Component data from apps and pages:
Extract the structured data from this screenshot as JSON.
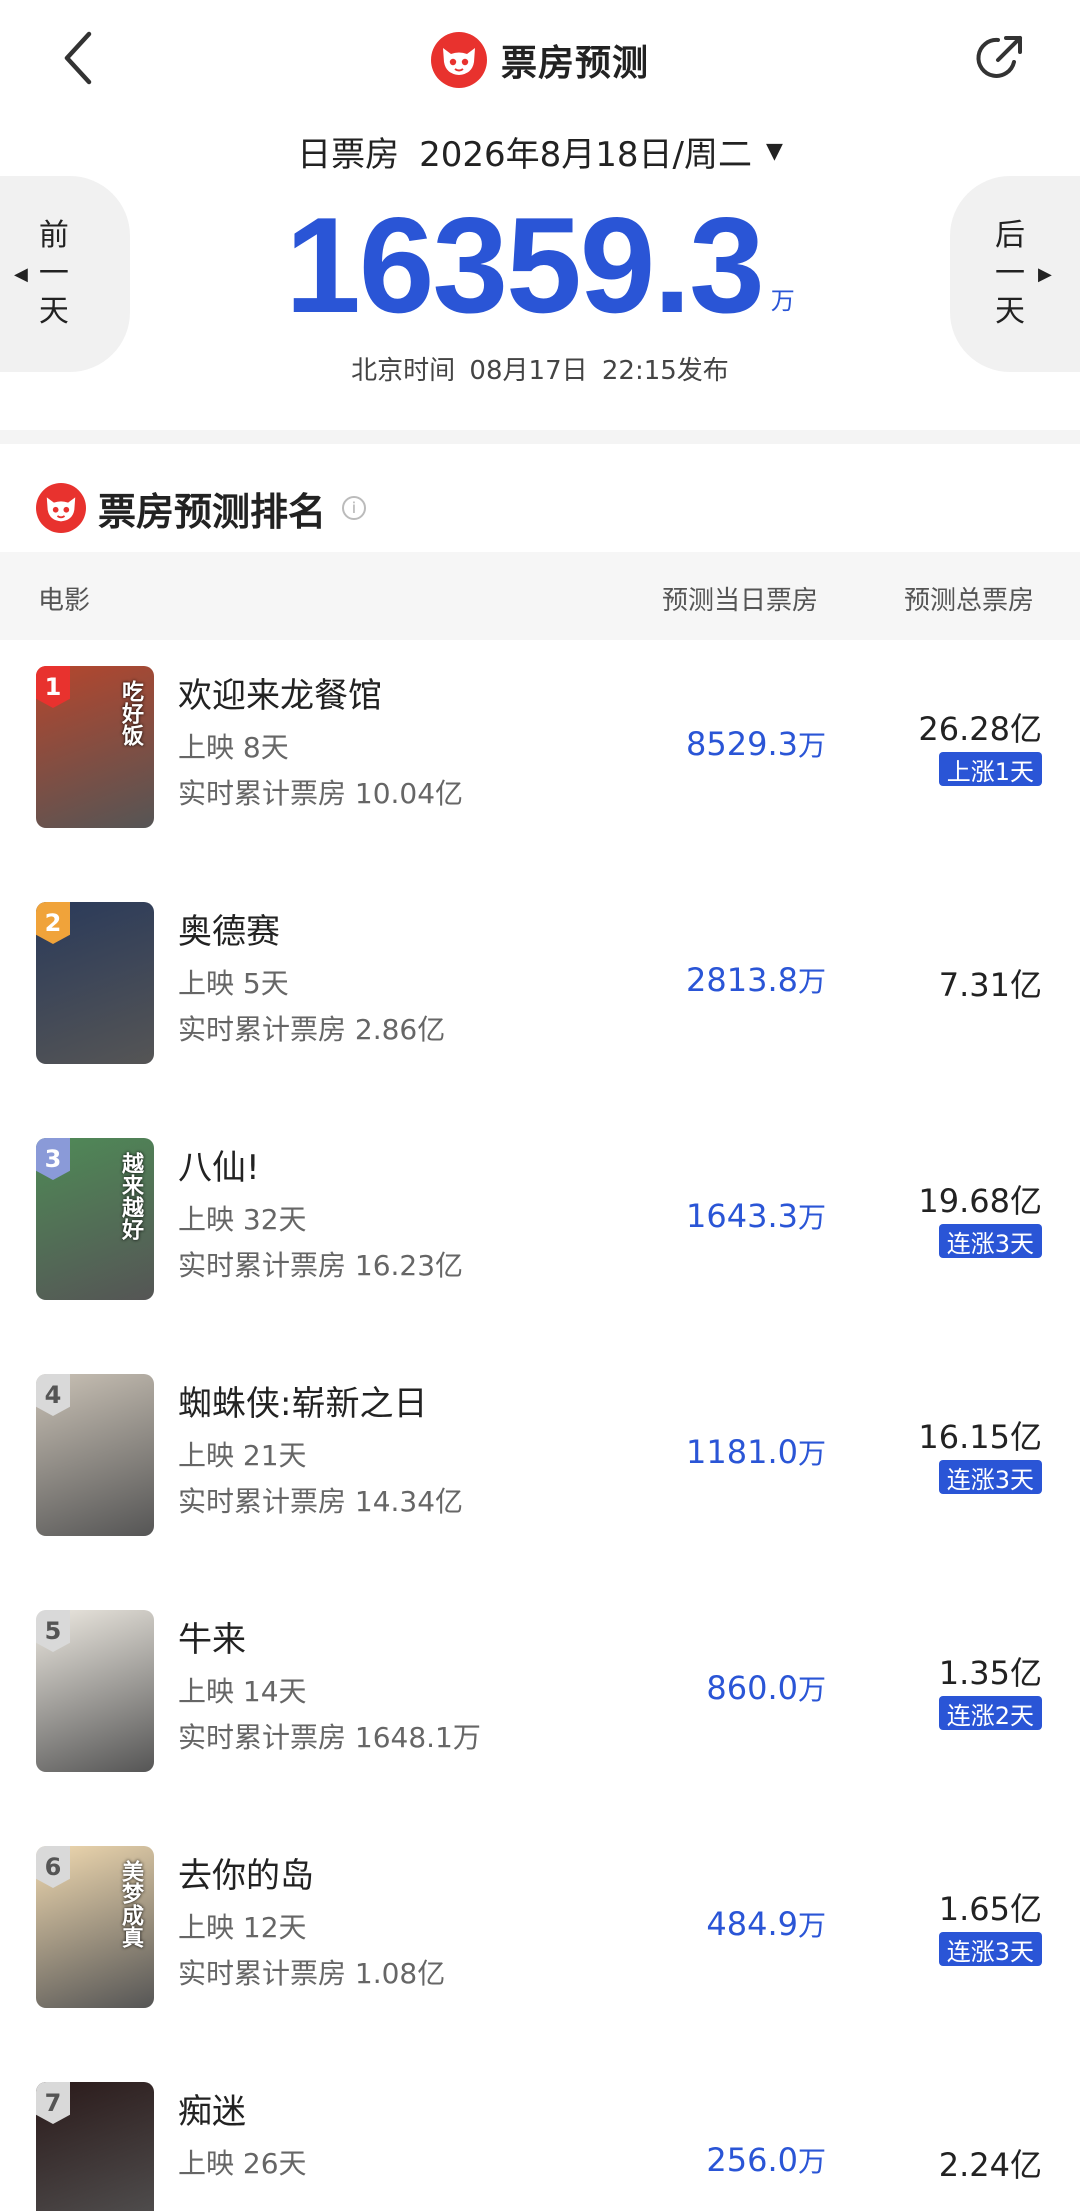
{
  "header": {
    "title": "票房预测",
    "date_label": "日票房",
    "date_value": "2026年8月18日/周二",
    "prev_day": "前一天",
    "next_day": "后一天",
    "total_value": "16359.3",
    "total_unit": "万",
    "published": "北京时间 08月17日 22:15发布"
  },
  "ranking": {
    "title": "票房预测排名",
    "info": "i",
    "columns": [
      "电影",
      "预测当日票房",
      "预测总票房"
    ]
  },
  "movies": [
    {
      "rank": "1",
      "name": "欢迎来龙餐馆",
      "days": "上映 8天",
      "cumulative": "实时累计票房 10.04亿",
      "daily": "8529.3",
      "daily_unit": "万",
      "total": "26.28亿",
      "tag": "上涨1天",
      "poster_text": "吃好饭"
    },
    {
      "rank": "2",
      "name": "奥德赛",
      "days": "上映 5天",
      "cumulative": "实时累计票房 2.86亿",
      "daily": "2813.8",
      "daily_unit": "万",
      "total": "7.31亿",
      "tag": "",
      "poster_text": ""
    },
    {
      "rank": "3",
      "name": "八仙!",
      "days": "上映 32天",
      "cumulative": "实时累计票房 16.23亿",
      "daily": "1643.3",
      "daily_unit": "万",
      "total": "19.68亿",
      "tag": "连涨3天",
      "poster_text": "越来越好"
    },
    {
      "rank": "4",
      "name": "蜘蛛侠:崭新之日",
      "days": "上映 21天",
      "cumulative": "实时累计票房 14.34亿",
      "daily": "1181.0",
      "daily_unit": "万",
      "total": "16.15亿",
      "tag": "连涨3天",
      "poster_text": ""
    },
    {
      "rank": "5",
      "name": "牛来",
      "days": "上映 14天",
      "cumulative": "实时累计票房 1648.1万",
      "daily": "860.0",
      "daily_unit": "万",
      "total": "1.35亿",
      "tag": "连涨2天",
      "poster_text": ""
    },
    {
      "rank": "6",
      "name": "去你的岛",
      "days": "上映 12天",
      "cumulative": "实时累计票房 1.08亿",
      "daily": "484.9",
      "daily_unit": "万",
      "total": "1.65亿",
      "tag": "连涨3天",
      "poster_text": "美梦成真"
    },
    {
      "rank": "7",
      "name": "痴迷",
      "days": "上映 26天",
      "cumulative": "",
      "daily": "256.0",
      "daily_unit": "万",
      "total": "2.24亿",
      "tag": "",
      "poster_text": ""
    }
  ],
  "colors": {
    "accent": "#2a55d6",
    "brand": "#e8322e",
    "rank_colors": [
      "#e8322e",
      "#f0a33a",
      "#8a9ad8",
      "#d9d9d9",
      "#d9d9d9",
      "#d9d9d9",
      "#d9d9d9"
    ],
    "poster_colors": [
      "#b5462d",
      "#2a3a5a",
      "#4f8a57",
      "#c9c1b5",
      "#ece8e0",
      "#f0d9b0",
      "#2a1a1a"
    ]
  },
  "icons": {
    "back": "chevron-left-icon",
    "share": "share-icon",
    "logo": "cat-logo-icon"
  }
}
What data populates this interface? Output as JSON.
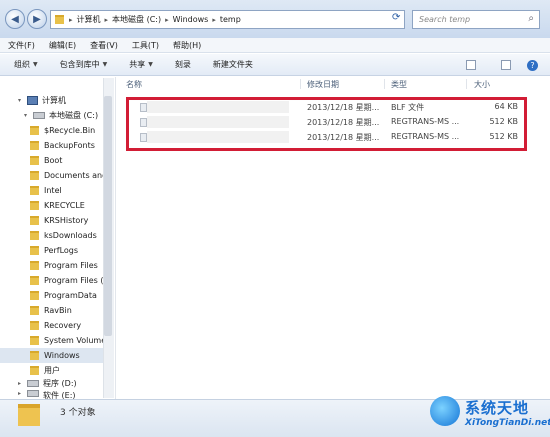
{
  "address_bar": {
    "crumbs": [
      "计算机",
      "本地磁盘 (C:)",
      "Windows",
      "temp"
    ],
    "search_placeholder": "Search temp"
  },
  "menu": [
    "文件(F)",
    "编辑(E)",
    "查看(V)",
    "工具(T)",
    "帮助(H)"
  ],
  "toolbar": {
    "organize": "组织",
    "include_library": "包含到库中",
    "share": "共享",
    "burn": "刻录",
    "new_folder": "新建文件夹"
  },
  "nav": {
    "computer": "计算机",
    "local_disk": "本地磁盘 (C:)",
    "folders": [
      "$Recycle.Bin",
      "BackupFonts",
      "Boot",
      "Documents and",
      "Intel",
      "KRECYCLE",
      "KRSHistory",
      "ksDownloads",
      "PerfLogs",
      "Program Files",
      "Program Files (",
      "ProgramData",
      "RavBin",
      "Recovery",
      "System Volume",
      "Windows",
      "用户"
    ],
    "drive_d": "程序 (D:)",
    "drive_e": "软件 (E:)"
  },
  "columns": {
    "name": "名称",
    "modified": "修改日期",
    "type": "类型",
    "size": "大小"
  },
  "files": [
    {
      "modified": "2013/12/18 星期...",
      "type": "BLF 文件",
      "size": "64 KB"
    },
    {
      "modified": "2013/12/18 星期...",
      "type": "REGTRANS-MS ...",
      "size": "512 KB"
    },
    {
      "modified": "2013/12/18 星期...",
      "type": "REGTRANS-MS ...",
      "size": "512 KB"
    }
  ],
  "status": {
    "count": "3 个对象"
  },
  "watermark": {
    "title": "系统天地",
    "url": "XiTongTianDi.net"
  },
  "colors": {
    "highlight_border": "#d21d35",
    "watermark": "#1a6fd0"
  }
}
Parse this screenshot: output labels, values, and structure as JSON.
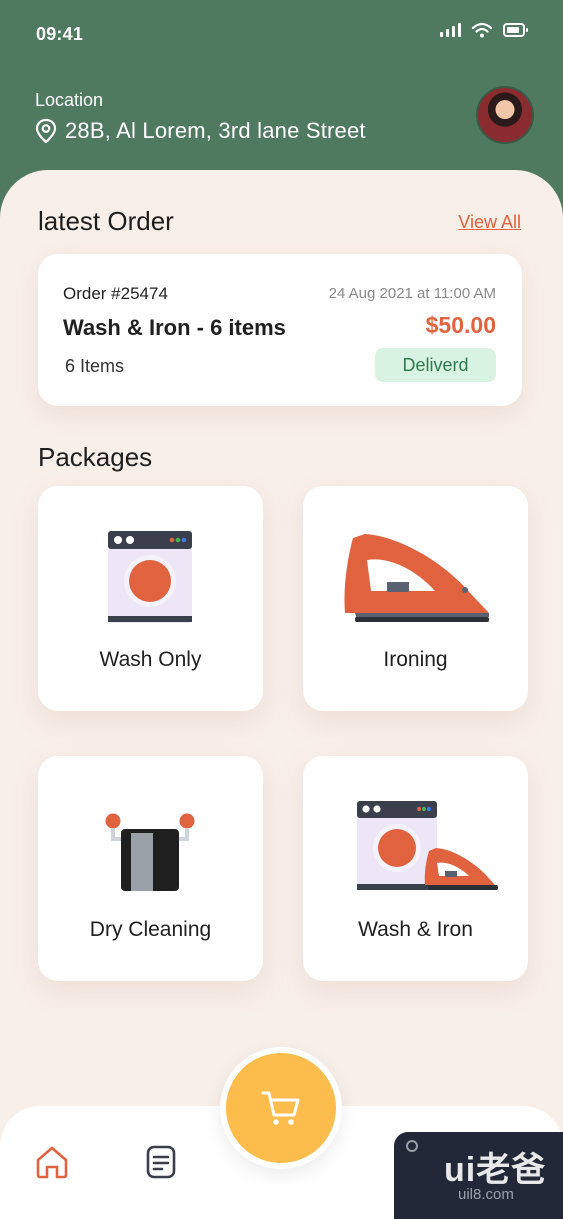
{
  "status_bar": {
    "time": "09:41"
  },
  "header": {
    "location_label": "Location",
    "address": "28B, Al Lorem, 3rd lane Street"
  },
  "latest_order": {
    "title": "latest Order",
    "view_all": "View All",
    "order_id": "Order #25474",
    "date": "24 Aug 2021 at 11:00 AM",
    "name": "Wash & Iron - 6 items",
    "price": "$50.00",
    "items": "6 Items",
    "status": "Deliverd"
  },
  "packages": {
    "title": "Packages",
    "items": [
      {
        "label": "Wash Only",
        "icon": "washing-machine-icon"
      },
      {
        "label": "Ironing",
        "icon": "iron-icon"
      },
      {
        "label": "Dry Cleaning",
        "icon": "towel-rack-icon"
      },
      {
        "label": "Wash & Iron",
        "icon": "washer-and-iron-icon"
      }
    ]
  },
  "nav": {
    "items": [
      "home-icon",
      "orders-icon",
      "cart-icon"
    ]
  },
  "watermark": {
    "logo": "ui老爸",
    "url": "uil8.com"
  },
  "colors": {
    "header_bg": "#4f7a60",
    "content_bg": "#f9efe9",
    "accent": "#e0623f",
    "cart": "#fcbd4c",
    "status_bg": "#d9f3e3",
    "status_text": "#2f7a4f"
  }
}
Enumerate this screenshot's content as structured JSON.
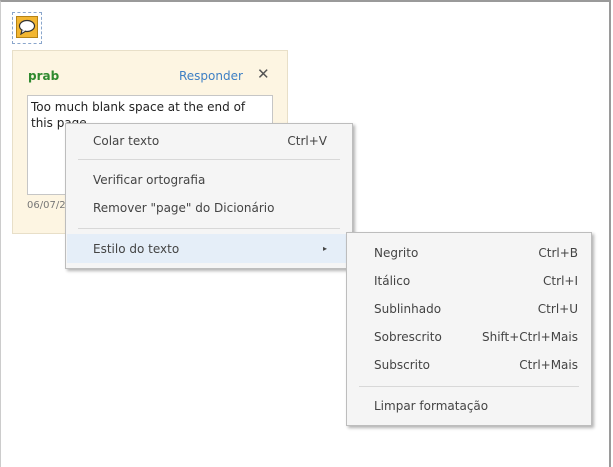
{
  "comment": {
    "author": "prab",
    "reply_label": "Responder",
    "close_label": "✕",
    "text": "Too much blank space at the end of this page.",
    "date": "06/07/2"
  },
  "context_menu": {
    "items": [
      {
        "label": "Colar texto",
        "shortcut": "Ctrl+V"
      },
      {
        "label": "Verificar ortografia"
      },
      {
        "label": "Remover \"page\" do Dicionário"
      },
      {
        "label": "Estilo do texto",
        "submenu_arrow": "▸"
      }
    ]
  },
  "submenu": {
    "items": [
      {
        "label": "Negrito",
        "shortcut": "Ctrl+B"
      },
      {
        "label": "Itálico",
        "shortcut": "Ctrl+I"
      },
      {
        "label": "Sublinhado",
        "shortcut": "Ctrl+U"
      },
      {
        "label": "Sobrescrito",
        "shortcut": "Shift+Ctrl+Mais"
      },
      {
        "label": "Subscrito",
        "shortcut": "Ctrl+Mais"
      },
      {
        "label": "Limpar formatação"
      }
    ]
  }
}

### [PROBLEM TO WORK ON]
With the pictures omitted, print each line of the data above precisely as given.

### [WRITTEN ANSWER]
Extract the structured data from this screenshot as JSON.
{
  "header": {
    "title": "票房预测",
    "date_label": "日票房",
    "date_value": "2026年8月18日/周二",
    "prev_day": "前一天",
    "next_day": "后一天",
    "total_value": "16359.3",
    "total_unit": "万",
    "published": "北京时间 08月17日 22:15发布"
  },
  "ranking": {
    "title": "票房预测排名",
    "info": "i",
    "columns": [
      "电影",
      "预测当日票房",
      "预测总票房"
    ]
  },
  "movies": [
    {
      "rank": "1",
      "name": "欢迎来龙餐馆",
      "days": "上映 8天",
      "cumulative": "实时累计票房 10.04亿",
      "daily": "8529.3",
      "daily_unit": "万",
      "total": "26.28亿",
      "tag": "上涨1天",
      "poster_text": "吃好饭"
    },
    {
      "rank": "2",
      "name": "奥德赛",
      "days": "上映 5天",
      "cumulative": "实时累计票房 2.86亿",
      "daily": "2813.8",
      "daily_unit": "万",
      "total": "7.31亿",
      "tag": "",
      "poster_text": ""
    },
    {
      "rank": "3",
      "name": "八仙!",
      "days": "上映 32天",
      "cumulative": "实时累计票房 16.23亿",
      "daily": "1643.3",
      "daily_unit": "万",
      "total": "19.68亿",
      "tag": "连涨3天",
      "poster_text": "越来越好"
    },
    {
      "rank": "4",
      "name": "蜘蛛侠:崭新之日",
      "days": "上映 21天",
      "cumulative": "实时累计票房 14.34亿",
      "daily": "1181.0",
      "daily_unit": "万",
      "total": "16.15亿",
      "tag": "连涨3天",
      "poster_text": ""
    },
    {
      "rank": "5",
      "name": "牛来",
      "days": "上映 14天",
      "cumulative": "实时累计票房 1648.1万",
      "daily": "860.0",
      "daily_unit": "万",
      "total": "1.35亿",
      "tag": "连涨2天",
      "poster_text": ""
    },
    {
      "rank": "6",
      "name": "去你的岛",
      "days": "上映 12天",
      "cumulative": "实时累计票房 1.08亿",
      "daily": "484.9",
      "daily_unit": "万",
      "total": "1.65亿",
      "tag": "连涨3天",
      "poster_text": "美梦成真"
    },
    {
      "rank": "7",
      "name": "痴迷",
      "days": "上映 26天",
      "cumulative": "",
      "daily": "256.0",
      "daily_unit": "万",
      "total": "2.24亿",
      "tag": "",
      "poster_text": ""
    }
  ],
  "colors": {
    "accent": "#2a55d6",
    "brand": "#e8322e",
    "rank_colors": [
      "#e8322e",
      "#f0a33a",
      "#8a9ad8",
      "#d9d9d9",
      "#d9d9d9",
      "#d9d9d9",
      "#d9d9d9"
    ],
    "poster_colors": [
      "#b5462d",
      "#2a3a5a",
      "#4f8a57",
      "#c9c1b5",
      "#ece8e0",
      "#f0d9b0",
      "#2a1a1a"
    ]
  },
  "icons": {
    "back": "chevron-left-icon",
    "share": "share-icon",
    "logo": "cat-logo-icon"
  }
}
What data populates this interface? Output as JSON.
{
  "address_bar": {
    "crumbs": [
      "计算机",
      "本地磁盘 (C:)",
      "Windows",
      "temp"
    ],
    "search_placeholder": "Search temp"
  },
  "menu": [
    "文件(F)",
    "编辑(E)",
    "查看(V)",
    "工具(T)",
    "帮助(H)"
  ],
  "toolbar": {
    "organize": "组织",
    "include_library": "包含到库中",
    "share": "共享",
    "burn": "刻录",
    "new_folder": "新建文件夹"
  },
  "nav": {
    "computer": "计算机",
    "local_disk": "本地磁盘 (C:)",
    "folders": [
      "$Recycle.Bin",
      "BackupFonts",
      "Boot",
      "Documents and",
      "Intel",
      "KRECYCLE",
      "KRSHistory",
      "ksDownloads",
      "PerfLogs",
      "Program Files",
      "Program Files (",
      "ProgramData",
      "RavBin",
      "Recovery",
      "System Volume",
      "Windows",
      "用户"
    ],
    "drive_d": "程序 (D:)",
    "drive_e": "软件 (E:)"
  },
  "columns": {
    "name": "名称",
    "modified": "修改日期",
    "type": "类型",
    "size": "大小"
  },
  "files": [
    {
      "modified": "2013/12/18 星期...",
      "type": "BLF 文件",
      "size": "64 KB"
    },
    {
      "modified": "2013/12/18 星期...",
      "type": "REGTRANS-MS ...",
      "size": "512 KB"
    },
    {
      "modified": "2013/12/18 星期...",
      "type": "REGTRANS-MS ...",
      "size": "512 KB"
    }
  ],
  "status": {
    "count": "3 个对象"
  },
  "watermark": {
    "title": "系统天地",
    "url": "XiTongTianDi.net"
  },
  "colors": {
    "highlight_border": "#d21d35",
    "watermark": "#1a6fd0"
  }
}
Parse this screenshot: output labels, values, and structure as JSON.
{
  "status_bar": {
    "time": "09:41"
  },
  "header": {
    "location_label": "Location",
    "address": "28B, Al Lorem, 3rd lane Street"
  },
  "latest_order": {
    "title": "latest Order",
    "view_all": "View All",
    "order_id": "Order #25474",
    "date": "24 Aug 2021 at 11:00 AM",
    "name": "Wash & Iron - 6 items",
    "price": "$50.00",
    "items": "6 Items",
    "status": "Deliverd"
  },
  "packages": {
    "title": "Packages",
    "items": [
      {
        "label": "Wash Only",
        "icon": "washing-machine-icon"
      },
      {
        "label": "Ironing",
        "icon": "iron-icon"
      },
      {
        "label": "Dry Cleaning",
        "icon": "towel-rack-icon"
      },
      {
        "label": "Wash & Iron",
        "icon": "washer-and-iron-icon"
      }
    ]
  },
  "nav": {
    "items": [
      "home-icon",
      "orders-icon",
      "cart-icon"
    ]
  },
  "watermark": {
    "logo": "ui老爸",
    "url": "uil8.com"
  },
  "colors": {
    "header_bg": "#4f7a60",
    "content_bg": "#f9efe9",
    "accent": "#e0623f",
    "cart": "#fcbd4c",
    "status_bg": "#d9f3e3",
    "status_text": "#2f7a4f"
  }
}
Enumerate this screenshot's content as structured JSON.
{
  "comment": {
    "author": "prab",
    "reply_label": "Responder",
    "close_label": "✕",
    "text": "Too much blank space at the end of this page.",
    "date": "06/07/2"
  },
  "context_menu": {
    "items": [
      {
        "label": "Colar texto",
        "shortcut": "Ctrl+V"
      },
      {
        "label": "Verificar ortografia"
      },
      {
        "label": "Remover \"page\" do Dicionário"
      },
      {
        "label": "Estilo do texto",
        "submenu_arrow": "▸"
      }
    ]
  },
  "submenu": {
    "items": [
      {
        "label": "Negrito",
        "shortcut": "Ctrl+B"
      },
      {
        "label": "Itálico",
        "shortcut": "Ctrl+I"
      },
      {
        "label": "Sublinhado",
        "shortcut": "Ctrl+U"
      },
      {
        "label": "Sobrescrito",
        "shortcut": "Shift+Ctrl+Mais"
      },
      {
        "label": "Subscrito",
        "shortcut": "Ctrl+Mais"
      },
      {
        "label": "Limpar formatação"
      }
    ]
  }
}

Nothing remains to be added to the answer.